As "La Guerre des Miss" took over the nation’s headlines for weeks, the protesters claimed that Miss Tahiti had two unfair advantages -– she was a distant relative, by marriage, of the Miss France jury president, singer Sasha Distel; and her grandmother makes the hats worn by competition organizer Genevieve de Fontenay. Mon dieu! The court was unmoved by such claims of scandalous corruption. However, Miss Tahiti had one undisputed advantage: "While contestants in the show were restricted to one-piece bathing suits, she appeared at the time in a TV magazine sporting a bikini," says TIME Paris correspondent Bruce Crumley. Quelle horreur!So while it may be unfair to accuse the Miss France jury of influence-peddling, they certainly appear guilty of navel-gazing.
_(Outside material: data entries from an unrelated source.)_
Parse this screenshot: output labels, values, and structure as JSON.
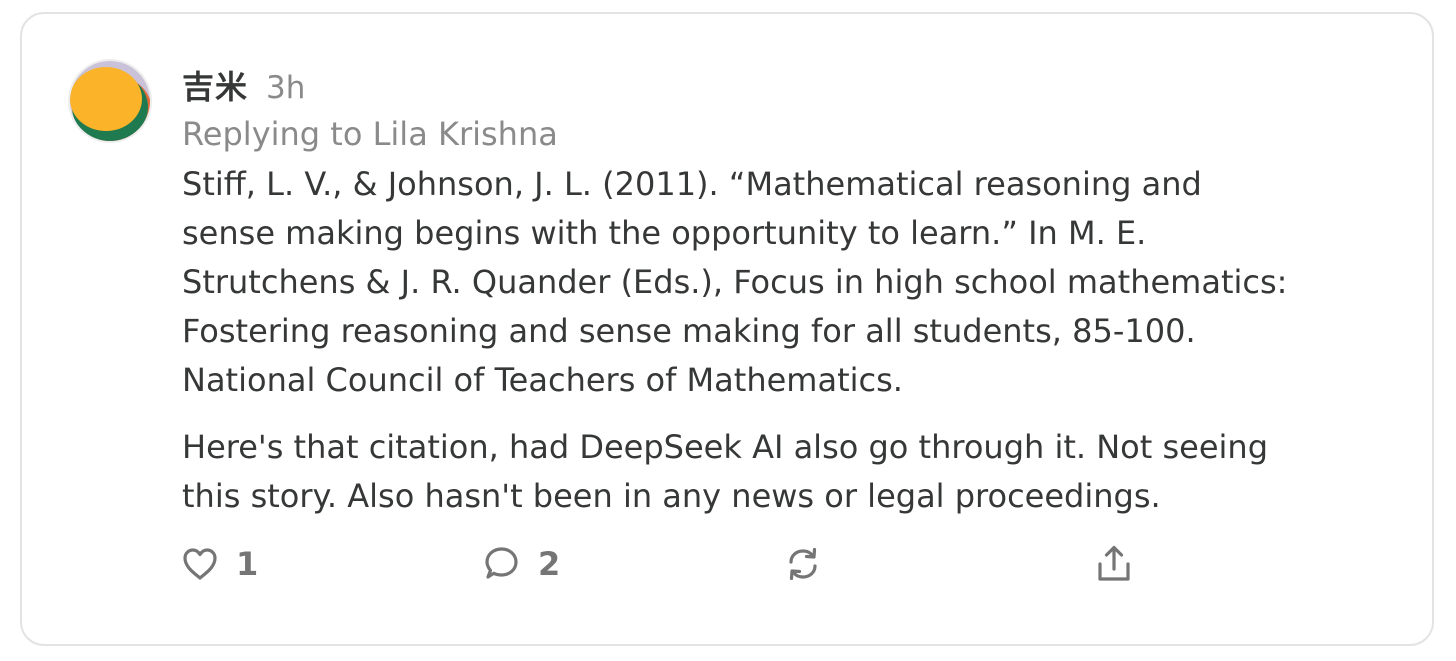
{
  "comment": {
    "author": "吉米",
    "time": "3h",
    "replying_to": "Replying to Lila Krishna",
    "paragraphs": [
      "Stiff, L. V., & Johnson, J. L. (2011). “Mathematical reasoning and\nsense making begins with the opportunity to learn.” In M. E.\nStrutchens & J. R. Quander (Eds.), Focus in high school mathematics:\nFostering reasoning and sense making for all students, 85-100.\nNational Council of Teachers of Mathematics.",
      "Here's that citation, had DeepSeek AI also go through it. Not seeing\nthis story. Also hasn't been in any news or legal proceedings."
    ]
  },
  "actions": {
    "like": {
      "icon": "heart-icon",
      "count": "1"
    },
    "reply": {
      "icon": "comment-icon",
      "count": "2"
    },
    "restack": {
      "icon": "restack-icon"
    },
    "share": {
      "icon": "share-icon"
    }
  },
  "colors": {
    "text": "#363737",
    "muted": "#8a8a8a",
    "icon": "#757575",
    "border": "#e3e3e3"
  }
}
In 1789 France trashed its monarchy; 210 years later it appears that le peuple want democracy to choose the only royalty they have left -- beauty queens. A riveting national scandal was brought to a close Tuesday when a court ruled in favor of the organizers of the Miss France competition. At issue: The crowning as Miss France last December of Miss Tahiti, Mareva Galenter, despite the fact that the overwhelming majority of voters in a phone-in poll conducted during the pageant voted for Miss Berry, Amelie Rudler. (Berry is a region of France; Tahiti, an Overseas Department of France, has the same status.) Fetching though Ms. Galenter may be, a body calling itself the National Association for Transparency in the National Election of Miss France brought a court case demanding that the will of the phone-in voters be respected, because Miss France pageant organizers weight the balloting so that their jury's vote counts for two thirds, while the public's vote counts for only one third. Sacre bleu!